The response should consist of every line below, restated exactly, with no pictures.

[Extracted records]
BEGIN
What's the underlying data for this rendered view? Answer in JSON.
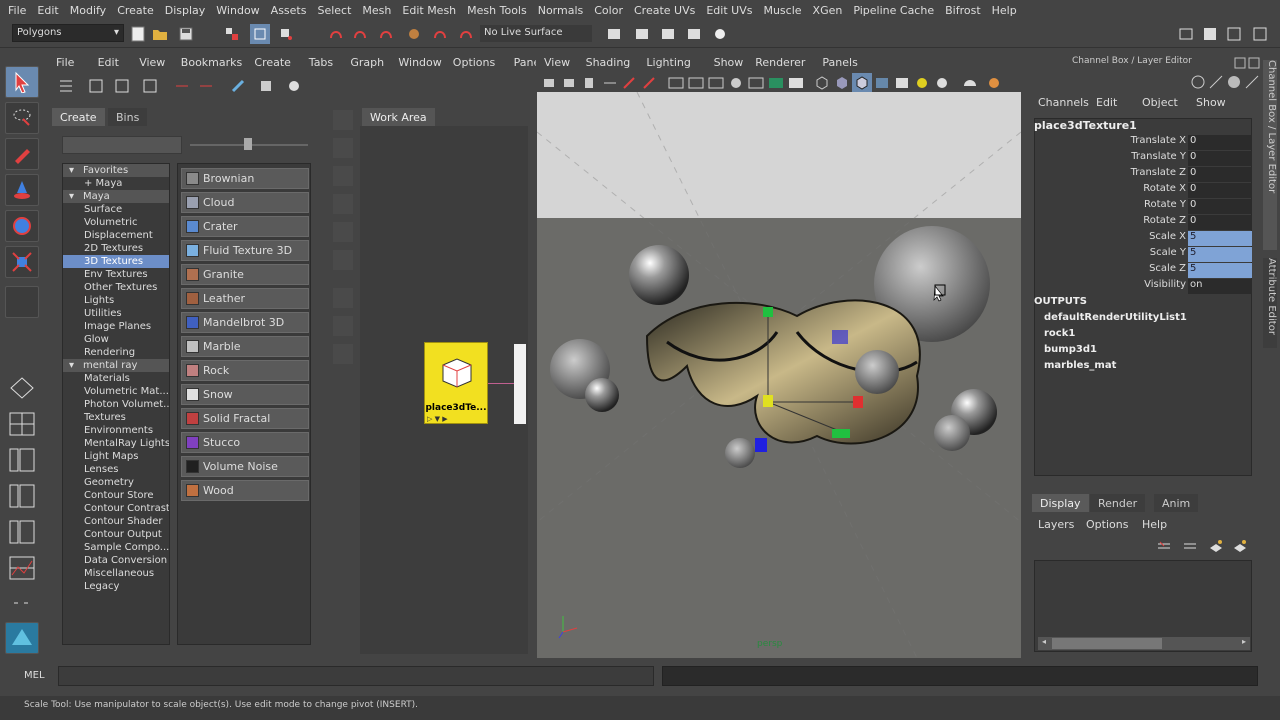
{
  "menubar": [
    "File",
    "Edit",
    "Modify",
    "Create",
    "Display",
    "Window",
    "Assets",
    "Select",
    "Mesh",
    "Edit Mesh",
    "Mesh Tools",
    "Normals",
    "Color",
    "Create UVs",
    "Edit UVs",
    "Muscle",
    "XGen",
    "Pipeline Cache",
    "Bifrost",
    "Help"
  ],
  "statusline": {
    "menu_set": "Polygons",
    "live_surface": "No Live Surface"
  },
  "hypershade": {
    "menu": [
      "File",
      "Edit",
      "View",
      "Bookmarks",
      "Create",
      "Tabs",
      "Graph",
      "Window",
      "Options",
      "Panels"
    ],
    "tabs": [
      "Create",
      "Bins"
    ],
    "work_tab": "Work Area",
    "tree": [
      {
        "label": "Favorites",
        "type": "head"
      },
      {
        "label": "+ Maya",
        "type": "child"
      },
      {
        "label": "Maya",
        "type": "head"
      },
      {
        "label": "Surface",
        "type": "child"
      },
      {
        "label": "Volumetric",
        "type": "child"
      },
      {
        "label": "Displacement",
        "type": "child"
      },
      {
        "label": "2D Textures",
        "type": "child"
      },
      {
        "label": "3D Textures",
        "type": "selected"
      },
      {
        "label": "Env Textures",
        "type": "child"
      },
      {
        "label": "Other Textures",
        "type": "child"
      },
      {
        "label": "Lights",
        "type": "child"
      },
      {
        "label": "Utilities",
        "type": "child"
      },
      {
        "label": "Image Planes",
        "type": "child"
      },
      {
        "label": "Glow",
        "type": "child"
      },
      {
        "label": "Rendering",
        "type": "child"
      },
      {
        "label": "mental ray",
        "type": "head"
      },
      {
        "label": "Materials",
        "type": "child"
      },
      {
        "label": "Volumetric Mat...",
        "type": "child"
      },
      {
        "label": "Photon Volumet...",
        "type": "child"
      },
      {
        "label": "Textures",
        "type": "child"
      },
      {
        "label": "Environments",
        "type": "child"
      },
      {
        "label": "MentalRay Lights",
        "type": "child"
      },
      {
        "label": "Light Maps",
        "type": "child"
      },
      {
        "label": "Lenses",
        "type": "child"
      },
      {
        "label": "Geometry",
        "type": "child"
      },
      {
        "label": "Contour Store",
        "type": "child"
      },
      {
        "label": "Contour Contrast",
        "type": "child"
      },
      {
        "label": "Contour Shader",
        "type": "child"
      },
      {
        "label": "Contour Output",
        "type": "child"
      },
      {
        "label": "Sample Compo...",
        "type": "child"
      },
      {
        "label": "Data Conversion",
        "type": "child"
      },
      {
        "label": "Miscellaneous",
        "type": "child"
      },
      {
        "label": "Legacy",
        "type": "child"
      }
    ],
    "textures": [
      {
        "label": "Brownian",
        "color": "#8a8a8a"
      },
      {
        "label": "Cloud",
        "color": "#9aa0b0"
      },
      {
        "label": "Crater",
        "color": "#5a8ad0"
      },
      {
        "label": "Fluid Texture 3D",
        "color": "#7ab0e0"
      },
      {
        "label": "Granite",
        "color": "#b07050"
      },
      {
        "label": "Leather",
        "color": "#a06040"
      },
      {
        "label": "Mandelbrot 3D",
        "color": "#4060c0"
      },
      {
        "label": "Marble",
        "color": "#c0c0c0"
      },
      {
        "label": "Rock",
        "color": "#c08080"
      },
      {
        "label": "Snow",
        "color": "#e0e0e0"
      },
      {
        "label": "Solid Fractal",
        "color": "#c04040"
      },
      {
        "label": "Stucco",
        "color": "#8040c0"
      },
      {
        "label": "Volume Noise",
        "color": "#202020"
      },
      {
        "label": "Wood",
        "color": "#c07040"
      }
    ],
    "node": {
      "label": "place3dTe..."
    }
  },
  "viewport": {
    "menu": [
      "View",
      "Shading",
      "Lighting",
      "Show",
      "Renderer",
      "Panels"
    ],
    "camera": "persp"
  },
  "channel_box": {
    "title": "Channel Box / Layer Editor",
    "menu": [
      "Channels",
      "Edit",
      "Object",
      "Show"
    ],
    "object": "place3dTexture1",
    "attrs": [
      {
        "label": "Translate X",
        "value": "0",
        "hl": false
      },
      {
        "label": "Translate Y",
        "value": "0",
        "hl": false
      },
      {
        "label": "Translate Z",
        "value": "0",
        "hl": false
      },
      {
        "label": "Rotate X",
        "value": "0",
        "hl": false
      },
      {
        "label": "Rotate Y",
        "value": "0",
        "hl": false
      },
      {
        "label": "Rotate Z",
        "value": "0",
        "hl": false
      },
      {
        "label": "Scale X",
        "value": "5",
        "hl": true
      },
      {
        "label": "Scale Y",
        "value": "5",
        "hl": true
      },
      {
        "label": "Scale Z",
        "value": "5",
        "hl": true
      },
      {
        "label": "Visibility",
        "value": "on",
        "hl": false
      }
    ],
    "outputs_label": "OUTPUTS",
    "outputs": [
      "defaultRenderUtilityList1",
      "rock1",
      "bump3d1",
      "marbles_mat"
    ]
  },
  "side_tabs": [
    "Channel Box / Layer Editor",
    "Attribute Editor"
  ],
  "layer_editor": {
    "tabs": [
      "Display",
      "Render",
      "Anim"
    ],
    "menu": [
      "Layers",
      "Options",
      "Help"
    ]
  },
  "mel_label": "MEL",
  "help_line": "Scale Tool: Use manipulator to scale object(s). Use edit mode to change pivot (INSERT)."
}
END
§ **ANSWER TO THIS TASK**:
What's the underlying data for this rendered view? Answer in JSON.
{
  "menubar": [
    "File",
    "Edit",
    "Modify",
    "Create",
    "Display",
    "Window",
    "Assets",
    "Select",
    "Mesh",
    "Edit Mesh",
    "Mesh Tools",
    "Normals",
    "Color",
    "Create UVs",
    "Edit UVs",
    "Muscle",
    "XGen",
    "Pipeline Cache",
    "Bifrost",
    "Help"
  ],
  "statusline": {
    "menu_set": "Polygons",
    "live_surface": "No Live Surface"
  },
  "hypershade": {
    "menu": [
      "File",
      "Edit",
      "View",
      "Bookmarks",
      "Create",
      "Tabs",
      "Graph",
      "Window",
      "Options",
      "Panels"
    ],
    "tabs": [
      "Create",
      "Bins"
    ],
    "work_tab": "Work Area",
    "tree": [
      {
        "label": "Favorites",
        "type": "head"
      },
      {
        "label": "+ Maya",
        "type": "child"
      },
      {
        "label": "Maya",
        "type": "head"
      },
      {
        "label": "Surface",
        "type": "child"
      },
      {
        "label": "Volumetric",
        "type": "child"
      },
      {
        "label": "Displacement",
        "type": "child"
      },
      {
        "label": "2D Textures",
        "type": "child"
      },
      {
        "label": "3D Textures",
        "type": "selected"
      },
      {
        "label": "Env Textures",
        "type": "child"
      },
      {
        "label": "Other Textures",
        "type": "child"
      },
      {
        "label": "Lights",
        "type": "child"
      },
      {
        "label": "Utilities",
        "type": "child"
      },
      {
        "label": "Image Planes",
        "type": "child"
      },
      {
        "label": "Glow",
        "type": "child"
      },
      {
        "label": "Rendering",
        "type": "child"
      },
      {
        "label": "mental ray",
        "type": "head"
      },
      {
        "label": "Materials",
        "type": "child"
      },
      {
        "label": "Volumetric Mat...",
        "type": "child"
      },
      {
        "label": "Photon Volumet...",
        "type": "child"
      },
      {
        "label": "Textures",
        "type": "child"
      },
      {
        "label": "Environments",
        "type": "child"
      },
      {
        "label": "MentalRay Lights",
        "type": "child"
      },
      {
        "label": "Light Maps",
        "type": "child"
      },
      {
        "label": "Lenses",
        "type": "child"
      },
      {
        "label": "Geometry",
        "type": "child"
      },
      {
        "label": "Contour Store",
        "type": "child"
      },
      {
        "label": "Contour Contrast",
        "type": "child"
      },
      {
        "label": "Contour Shader",
        "type": "child"
      },
      {
        "label": "Contour Output",
        "type": "child"
      },
      {
        "label": "Sample Compo...",
        "type": "child"
      },
      {
        "label": "Data Conversion",
        "type": "child"
      },
      {
        "label": "Miscellaneous",
        "type": "child"
      },
      {
        "label": "Legacy",
        "type": "child"
      }
    ],
    "textures": [
      {
        "label": "Brownian",
        "color": "#8a8a8a"
      },
      {
        "label": "Cloud",
        "color": "#9aa0b0"
      },
      {
        "label": "Crater",
        "color": "#5a8ad0"
      },
      {
        "label": "Fluid Texture 3D",
        "color": "#7ab0e0"
      },
      {
        "label": "Granite",
        "color": "#b07050"
      },
      {
        "label": "Leather",
        "color": "#a06040"
      },
      {
        "label": "Mandelbrot 3D",
        "color": "#4060c0"
      },
      {
        "label": "Marble",
        "color": "#c0c0c0"
      },
      {
        "label": "Rock",
        "color": "#c08080"
      },
      {
        "label": "Snow",
        "color": "#e0e0e0"
      },
      {
        "label": "Solid Fractal",
        "color": "#c04040"
      },
      {
        "label": "Stucco",
        "color": "#8040c0"
      },
      {
        "label": "Volume Noise",
        "color": "#202020"
      },
      {
        "label": "Wood",
        "color": "#c07040"
      }
    ],
    "node": {
      "label": "place3dTe..."
    }
  },
  "viewport": {
    "menu": [
      "View",
      "Shading",
      "Lighting",
      "Show",
      "Renderer",
      "Panels"
    ],
    "camera": "persp"
  },
  "channel_box": {
    "title": "Channel Box / Layer Editor",
    "menu": [
      "Channels",
      "Edit",
      "Object",
      "Show"
    ],
    "object": "place3dTexture1",
    "attrs": [
      {
        "label": "Translate X",
        "value": "0",
        "hl": false
      },
      {
        "label": "Translate Y",
        "value": "0",
        "hl": false
      },
      {
        "label": "Translate Z",
        "value": "0",
        "hl": false
      },
      {
        "label": "Rotate X",
        "value": "0",
        "hl": false
      },
      {
        "label": "Rotate Y",
        "value": "0",
        "hl": false
      },
      {
        "label": "Rotate Z",
        "value": "0",
        "hl": false
      },
      {
        "label": "Scale X",
        "value": "5",
        "hl": true
      },
      {
        "label": "Scale Y",
        "value": "5",
        "hl": true
      },
      {
        "label": "Scale Z",
        "value": "5",
        "hl": true
      },
      {
        "label": "Visibility",
        "value": "on",
        "hl": false
      }
    ],
    "outputs_label": "OUTPUTS",
    "outputs": [
      "defaultRenderUtilityList1",
      "rock1",
      "bump3d1",
      "marbles_mat"
    ]
  },
  "side_tabs": [
    "Channel Box / Layer Editor",
    "Attribute Editor"
  ],
  "layer_editor": {
    "tabs": [
      "Display",
      "Render",
      "Anim"
    ],
    "menu": [
      "Layers",
      "Options",
      "Help"
    ]
  },
  "mel_label": "MEL",
  "help_line": "Scale Tool: Use manipulator to scale object(s). Use edit mode to change pivot (INSERT)."
}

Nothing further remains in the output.